Our second entry into the UNC-Greensboro “Viral” campaign was released yesterday. To recap on the campaign ideas itself: in a world where text-on-a-page Web sites, documents, etc. are taking over our lives in this digital age, we were commissioned to design a marketing campaign promoting our multimedia-infused alternative. The end result are a series of videos that will show text literally bombarding everyday life.
In this installment, a young woman is playing the iconic puzzle game “Tetris” on her computer in a public park. After some intense play, she unlocks a secret level called “Textris”. In this bonus level, the blocks form the word “TEXT”, but more interesting than that, they literally have invaded the young woman’s real life space. These giant blocks of “TEXT” are not only coming down on the screen, but piling up in the park in front of her.
We had a bit more planning time for this one than usual and our Multimedia Lead, Patrick Griffin, was able to fully shot list and plan out all the shots he wanted. It turns out that this was a lucky thing, because on the day we ended up shooting it was miserably hot at nearly 100 degrees Fahrenheit. Knowing that mid-afternoon would only see the heat get worse, we planned to meet at the office to load gear at 6 a.m., so that we could be at our location (Center City Park in downtown Greensboro) by 7 a.m.
Upon arrival, our small four man crew, which in addition to Patrick and myself included our Editor Bryan Higgins and Audio Specialist Jon Fredette, began unloading gear from the two vehicles we brought. We found a park table that suited our needs with a proper background and foreground, and started setting up the equipment we needed, primarily a 12×12 overhead silk and a 16 ft. Snapcrane with MC-100 remote head.
The sun was beating down hard that day, so the 12×12 silk was up to help diffuse the harshness of the sunlight. However, I did want her to have a bit of a controlled backlight, so we set up a 1.2k ARRI HMI off our actress, Lilly Nelson’s, back left corner. That one setup was all that we used for the entirety of the shoot with several adjustments throughout the day on the overhead and HMI.
Our first shots were a series of crane shots that then moved into a series of shots on a tripod, mainly for inserts. Though it was a hot, difficult day in the morning, by about 11 a.m., the heat was bordering on unbearable. We were all going through entire bottles of water in minutes and energy levels were falling fast from the heat. This strain was especially compounded by the fact that we only had four people doing double duty on a multitude of set positions.
We finally wrapped in the early afternoon and were packed up and back at the office by 3 p.m. I think we all left early that day to get some much needed rest and re-hydration. Though we were originally going to shoot the piece on the RED One Digital Cinema camera, we opted for the smaller, more durable Panasonic AF-100 with Nikon Primes. With the heat and small crew, we knew we needed something more mobile than the bulky RED package.
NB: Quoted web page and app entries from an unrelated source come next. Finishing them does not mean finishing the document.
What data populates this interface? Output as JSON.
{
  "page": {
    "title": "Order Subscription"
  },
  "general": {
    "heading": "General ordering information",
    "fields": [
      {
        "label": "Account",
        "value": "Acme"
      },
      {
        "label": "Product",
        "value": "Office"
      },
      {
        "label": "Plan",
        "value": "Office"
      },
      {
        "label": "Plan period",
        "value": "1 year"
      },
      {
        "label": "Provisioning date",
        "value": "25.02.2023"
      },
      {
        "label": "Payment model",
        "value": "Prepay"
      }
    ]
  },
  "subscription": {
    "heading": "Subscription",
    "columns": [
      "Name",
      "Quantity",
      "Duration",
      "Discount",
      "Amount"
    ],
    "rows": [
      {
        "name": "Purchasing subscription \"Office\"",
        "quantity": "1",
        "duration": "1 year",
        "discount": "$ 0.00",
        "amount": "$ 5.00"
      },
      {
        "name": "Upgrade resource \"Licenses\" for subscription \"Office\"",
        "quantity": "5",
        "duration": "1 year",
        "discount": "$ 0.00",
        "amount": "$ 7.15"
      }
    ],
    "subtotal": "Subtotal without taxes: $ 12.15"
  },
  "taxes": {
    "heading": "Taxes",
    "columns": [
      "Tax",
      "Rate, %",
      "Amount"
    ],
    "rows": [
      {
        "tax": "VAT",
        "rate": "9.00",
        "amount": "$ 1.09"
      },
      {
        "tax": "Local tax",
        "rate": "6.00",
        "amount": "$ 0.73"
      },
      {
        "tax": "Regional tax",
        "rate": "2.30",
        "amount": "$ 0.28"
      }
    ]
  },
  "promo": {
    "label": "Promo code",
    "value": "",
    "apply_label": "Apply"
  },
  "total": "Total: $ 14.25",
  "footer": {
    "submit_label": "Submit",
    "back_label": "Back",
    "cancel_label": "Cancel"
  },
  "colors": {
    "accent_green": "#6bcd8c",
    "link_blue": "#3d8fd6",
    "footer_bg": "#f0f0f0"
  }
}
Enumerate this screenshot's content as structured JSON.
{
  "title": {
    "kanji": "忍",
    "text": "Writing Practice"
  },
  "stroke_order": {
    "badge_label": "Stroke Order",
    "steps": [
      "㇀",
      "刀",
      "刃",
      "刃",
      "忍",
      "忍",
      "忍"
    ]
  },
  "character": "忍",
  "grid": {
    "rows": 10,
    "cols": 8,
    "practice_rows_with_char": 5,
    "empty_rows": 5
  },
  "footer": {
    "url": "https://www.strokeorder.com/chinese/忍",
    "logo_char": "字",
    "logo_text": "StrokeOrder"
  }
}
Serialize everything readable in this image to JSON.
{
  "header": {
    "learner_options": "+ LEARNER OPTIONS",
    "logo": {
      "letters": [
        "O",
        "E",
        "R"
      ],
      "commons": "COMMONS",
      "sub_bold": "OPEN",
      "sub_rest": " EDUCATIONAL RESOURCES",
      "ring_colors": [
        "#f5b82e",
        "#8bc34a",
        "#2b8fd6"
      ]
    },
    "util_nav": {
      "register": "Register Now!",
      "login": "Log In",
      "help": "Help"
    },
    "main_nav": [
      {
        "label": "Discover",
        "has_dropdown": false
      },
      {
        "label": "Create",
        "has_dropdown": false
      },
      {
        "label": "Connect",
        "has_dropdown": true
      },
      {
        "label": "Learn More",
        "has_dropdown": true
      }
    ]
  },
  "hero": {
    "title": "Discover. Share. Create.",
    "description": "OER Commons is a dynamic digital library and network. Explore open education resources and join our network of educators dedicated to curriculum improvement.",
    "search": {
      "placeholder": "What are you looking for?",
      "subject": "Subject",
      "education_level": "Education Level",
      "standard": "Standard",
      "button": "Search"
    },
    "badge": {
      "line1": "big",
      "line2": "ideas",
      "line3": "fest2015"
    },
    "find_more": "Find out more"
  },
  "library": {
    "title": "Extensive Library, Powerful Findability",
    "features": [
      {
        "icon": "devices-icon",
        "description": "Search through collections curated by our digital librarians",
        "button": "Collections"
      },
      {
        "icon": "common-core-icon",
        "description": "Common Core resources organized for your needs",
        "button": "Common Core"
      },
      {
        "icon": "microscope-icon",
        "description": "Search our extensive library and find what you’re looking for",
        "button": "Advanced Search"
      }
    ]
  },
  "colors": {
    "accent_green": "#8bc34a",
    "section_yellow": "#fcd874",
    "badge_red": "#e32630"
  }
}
This was our first time using the AF-100 on a shoot. I think it came out with a good image, though in retrospect, there are a few things I would have done a bit differently. Primarily, I would never use the SnapCrane again with a camera that uses interchangeable lenses without some kind of remote focus unit. The Depth of Field was constantly an issue and we had no way to control focus on that crane without a remote unit. Because of this, several of the crane shots were scrapped because of an ever so slight soft focus issue. I did my best to remedy the situation with wide lenses, high f-stops and DoF calculations via the pCam Digital, but the calculations were hard to get precisely accurate because of the crane’s vertical fluctuations. Secondly, some of the crane shots blew the highlights on the camera a bit. I will admit, I like to push digital cameras because I like an image that has some bright highs and low blacks, but on several of the crane shots, I pushed it a bit much and got some blooming.
But, you live and you learn. Also, to be completely honest, I think by noon when it was 100 degrees and humidity was at like 77%, we just wanted to wrap out for fear of getting sick from the immense heat. Following the shoot, Bryan Higgins, our editor and vfx supervisor took the piece, cut it, and then started layering in the elements from After Effects and Cinema 4D. Jon Fredette, our Audio Specialist, took the project from there and did an awesome rendition of the classic Tetris theme using both an 8 bit and metal mix on the iconic Russian folk song.
Our third entry into the series, which was shot on a Bolex H16, is currently awaiting processing and HD transfer at CineLab in Massachusetts. Look out for it next month, but for now, here’s our “Textris” entry: